6. Action in merits
Under the TCC, the action in merits has to be filed within one month before the court or arbitration tribunal that has jurisdiction in merits. In addition to the other rules for jurisdiction, the TCC explicitly provides that the arrest itself confers international jurisdiction to the Turkish court which has given the arrest order to hear the action in merits of the claim.
7. Action in merits
The vessel may be released by putting up a security covering the claim amount, interest accrued and costs. The security may be in the form of cash or bank letter of guarantee. In the event that the parties agree on another form of security such as a P&I letter, that may be possible as well.
It is also possible to file an objection against the arrest if the arrest order is given based on the ex parte application of the arrestor.

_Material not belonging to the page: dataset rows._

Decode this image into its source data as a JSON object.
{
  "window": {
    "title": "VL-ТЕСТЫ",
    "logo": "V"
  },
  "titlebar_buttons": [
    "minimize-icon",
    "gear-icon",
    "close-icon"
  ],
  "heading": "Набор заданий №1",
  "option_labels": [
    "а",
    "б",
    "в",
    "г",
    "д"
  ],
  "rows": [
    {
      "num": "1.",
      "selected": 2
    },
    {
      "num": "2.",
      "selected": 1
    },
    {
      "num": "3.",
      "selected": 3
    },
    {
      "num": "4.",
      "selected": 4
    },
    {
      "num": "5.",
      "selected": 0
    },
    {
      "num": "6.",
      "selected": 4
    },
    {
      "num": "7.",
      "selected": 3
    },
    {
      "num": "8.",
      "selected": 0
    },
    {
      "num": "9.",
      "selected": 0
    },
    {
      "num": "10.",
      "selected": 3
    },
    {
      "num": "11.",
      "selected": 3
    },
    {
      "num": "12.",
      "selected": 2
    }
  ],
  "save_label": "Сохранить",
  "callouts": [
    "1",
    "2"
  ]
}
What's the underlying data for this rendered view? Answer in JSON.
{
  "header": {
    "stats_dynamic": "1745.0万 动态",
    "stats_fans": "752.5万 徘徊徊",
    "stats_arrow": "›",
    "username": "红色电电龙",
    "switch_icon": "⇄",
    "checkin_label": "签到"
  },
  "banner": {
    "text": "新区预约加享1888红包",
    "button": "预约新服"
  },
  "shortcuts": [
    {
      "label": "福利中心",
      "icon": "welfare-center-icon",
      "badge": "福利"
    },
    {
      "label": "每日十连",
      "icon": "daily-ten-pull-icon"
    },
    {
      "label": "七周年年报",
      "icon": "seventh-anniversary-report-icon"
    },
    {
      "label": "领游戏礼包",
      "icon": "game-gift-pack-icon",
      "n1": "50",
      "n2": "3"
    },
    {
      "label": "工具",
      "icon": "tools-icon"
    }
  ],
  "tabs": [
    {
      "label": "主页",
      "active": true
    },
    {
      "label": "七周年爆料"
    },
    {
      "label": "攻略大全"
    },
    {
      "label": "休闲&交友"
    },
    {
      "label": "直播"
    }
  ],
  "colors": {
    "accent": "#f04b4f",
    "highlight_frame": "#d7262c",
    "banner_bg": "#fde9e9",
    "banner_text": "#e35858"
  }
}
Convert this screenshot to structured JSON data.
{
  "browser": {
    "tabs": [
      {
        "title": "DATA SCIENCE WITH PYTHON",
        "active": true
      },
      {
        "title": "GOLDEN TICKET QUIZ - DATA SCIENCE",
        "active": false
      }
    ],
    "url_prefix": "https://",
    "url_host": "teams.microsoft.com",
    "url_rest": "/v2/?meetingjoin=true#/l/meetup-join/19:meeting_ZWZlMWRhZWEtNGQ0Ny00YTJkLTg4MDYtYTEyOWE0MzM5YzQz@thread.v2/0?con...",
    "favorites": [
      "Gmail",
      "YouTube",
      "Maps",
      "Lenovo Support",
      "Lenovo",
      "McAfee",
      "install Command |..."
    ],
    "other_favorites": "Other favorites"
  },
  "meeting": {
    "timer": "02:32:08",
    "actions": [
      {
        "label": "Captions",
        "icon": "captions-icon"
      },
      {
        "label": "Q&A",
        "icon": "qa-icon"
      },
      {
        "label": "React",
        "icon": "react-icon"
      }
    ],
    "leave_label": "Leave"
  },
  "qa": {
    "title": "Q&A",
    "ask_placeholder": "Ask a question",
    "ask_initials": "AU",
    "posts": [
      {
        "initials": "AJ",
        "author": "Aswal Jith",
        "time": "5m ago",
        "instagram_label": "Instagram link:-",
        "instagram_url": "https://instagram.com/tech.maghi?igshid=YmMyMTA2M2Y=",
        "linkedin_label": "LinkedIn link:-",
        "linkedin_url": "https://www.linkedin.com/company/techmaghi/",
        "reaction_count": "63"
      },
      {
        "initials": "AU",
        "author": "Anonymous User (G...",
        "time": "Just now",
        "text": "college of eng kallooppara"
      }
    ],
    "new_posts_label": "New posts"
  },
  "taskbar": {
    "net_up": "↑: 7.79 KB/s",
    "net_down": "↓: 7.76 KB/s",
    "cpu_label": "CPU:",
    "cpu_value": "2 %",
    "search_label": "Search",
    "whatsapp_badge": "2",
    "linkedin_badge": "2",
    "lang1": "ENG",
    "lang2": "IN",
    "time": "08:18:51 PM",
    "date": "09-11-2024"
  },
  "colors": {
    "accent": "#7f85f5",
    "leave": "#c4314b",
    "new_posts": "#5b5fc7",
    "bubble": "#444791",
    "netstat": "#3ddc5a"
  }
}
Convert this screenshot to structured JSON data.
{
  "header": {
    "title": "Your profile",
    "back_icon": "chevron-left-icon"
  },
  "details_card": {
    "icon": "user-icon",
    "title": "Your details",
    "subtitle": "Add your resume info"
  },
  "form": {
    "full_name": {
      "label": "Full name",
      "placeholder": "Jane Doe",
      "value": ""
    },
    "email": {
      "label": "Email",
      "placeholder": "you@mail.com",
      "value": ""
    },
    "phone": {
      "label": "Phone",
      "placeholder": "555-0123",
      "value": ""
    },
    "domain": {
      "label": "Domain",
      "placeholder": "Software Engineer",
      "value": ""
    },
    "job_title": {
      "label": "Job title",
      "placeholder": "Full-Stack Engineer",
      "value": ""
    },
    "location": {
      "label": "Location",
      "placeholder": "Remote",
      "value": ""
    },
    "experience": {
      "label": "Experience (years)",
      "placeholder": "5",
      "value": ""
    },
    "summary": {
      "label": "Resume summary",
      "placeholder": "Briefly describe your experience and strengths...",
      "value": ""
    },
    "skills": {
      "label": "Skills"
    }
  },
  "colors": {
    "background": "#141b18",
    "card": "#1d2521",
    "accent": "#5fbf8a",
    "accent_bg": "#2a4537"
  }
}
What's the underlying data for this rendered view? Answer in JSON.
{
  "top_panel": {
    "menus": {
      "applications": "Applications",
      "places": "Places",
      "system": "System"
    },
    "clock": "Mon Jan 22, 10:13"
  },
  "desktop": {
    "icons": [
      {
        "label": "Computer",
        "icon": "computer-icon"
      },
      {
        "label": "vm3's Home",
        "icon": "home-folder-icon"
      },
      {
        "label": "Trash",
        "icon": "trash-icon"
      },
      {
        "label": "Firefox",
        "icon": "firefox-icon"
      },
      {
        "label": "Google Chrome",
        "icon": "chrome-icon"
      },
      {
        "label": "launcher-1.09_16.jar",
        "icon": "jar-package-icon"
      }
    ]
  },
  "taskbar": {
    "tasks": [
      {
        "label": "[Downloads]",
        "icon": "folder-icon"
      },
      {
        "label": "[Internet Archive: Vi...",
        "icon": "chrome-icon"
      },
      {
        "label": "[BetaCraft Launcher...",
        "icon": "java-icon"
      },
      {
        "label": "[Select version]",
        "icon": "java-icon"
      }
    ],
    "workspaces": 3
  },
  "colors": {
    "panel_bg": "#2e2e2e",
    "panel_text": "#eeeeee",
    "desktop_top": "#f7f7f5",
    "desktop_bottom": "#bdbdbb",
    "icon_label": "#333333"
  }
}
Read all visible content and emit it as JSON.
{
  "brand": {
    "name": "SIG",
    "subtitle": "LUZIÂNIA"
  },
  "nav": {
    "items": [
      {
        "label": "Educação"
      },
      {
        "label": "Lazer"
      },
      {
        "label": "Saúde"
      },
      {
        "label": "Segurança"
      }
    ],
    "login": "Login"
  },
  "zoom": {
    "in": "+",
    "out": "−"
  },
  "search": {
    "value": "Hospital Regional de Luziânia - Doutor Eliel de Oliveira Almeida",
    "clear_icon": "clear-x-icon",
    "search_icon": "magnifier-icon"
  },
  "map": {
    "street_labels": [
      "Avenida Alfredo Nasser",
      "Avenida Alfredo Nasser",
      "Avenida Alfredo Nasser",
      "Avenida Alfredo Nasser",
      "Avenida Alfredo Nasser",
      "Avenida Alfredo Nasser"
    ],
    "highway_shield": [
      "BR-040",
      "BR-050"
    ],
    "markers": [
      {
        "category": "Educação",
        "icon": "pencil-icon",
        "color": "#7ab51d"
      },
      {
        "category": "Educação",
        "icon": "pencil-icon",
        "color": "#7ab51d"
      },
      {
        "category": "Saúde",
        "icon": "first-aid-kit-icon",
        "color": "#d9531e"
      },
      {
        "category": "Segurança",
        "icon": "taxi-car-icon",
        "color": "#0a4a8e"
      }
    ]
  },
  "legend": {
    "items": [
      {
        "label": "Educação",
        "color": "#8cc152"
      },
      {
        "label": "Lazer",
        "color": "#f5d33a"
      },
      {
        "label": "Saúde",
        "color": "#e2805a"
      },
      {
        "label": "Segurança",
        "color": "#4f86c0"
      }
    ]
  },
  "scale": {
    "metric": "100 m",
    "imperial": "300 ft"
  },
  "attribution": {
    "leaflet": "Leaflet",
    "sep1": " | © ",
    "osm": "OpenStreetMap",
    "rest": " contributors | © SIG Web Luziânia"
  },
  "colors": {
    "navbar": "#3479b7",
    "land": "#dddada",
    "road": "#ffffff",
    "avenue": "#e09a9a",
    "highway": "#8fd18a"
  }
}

The objection may be filed either before the court that has given the arrest order or if an action in merit has been filed before a Turkish court, before that court. If the action in merits is filed before an arbitral tribunal or a foreign court, the objection may be filed before the court that has granted the arrest order.
This Article aims to provide a brief and general overview of the Turkish arrest rules, but does not intended to serve as a legal advice. Before taking any action or relying on the information given, addressees of this Article should seek specific advice on the matters which concern them.
 Turkish Commercial Code Law No: 6102 published in the Official Gazette dated 14 February 2011 numbered 27846
 The Ratification Law related to “1999 Convention” Law No: 6904 published in the Official Gazette dated 25 March 2017 numbered 30018
 The Ratification Law related to “International Convention on Maritime Liens and Mortgages 1993” Law No: 6940 published in the Official Gazette dated 25 March 2017 numbered 30018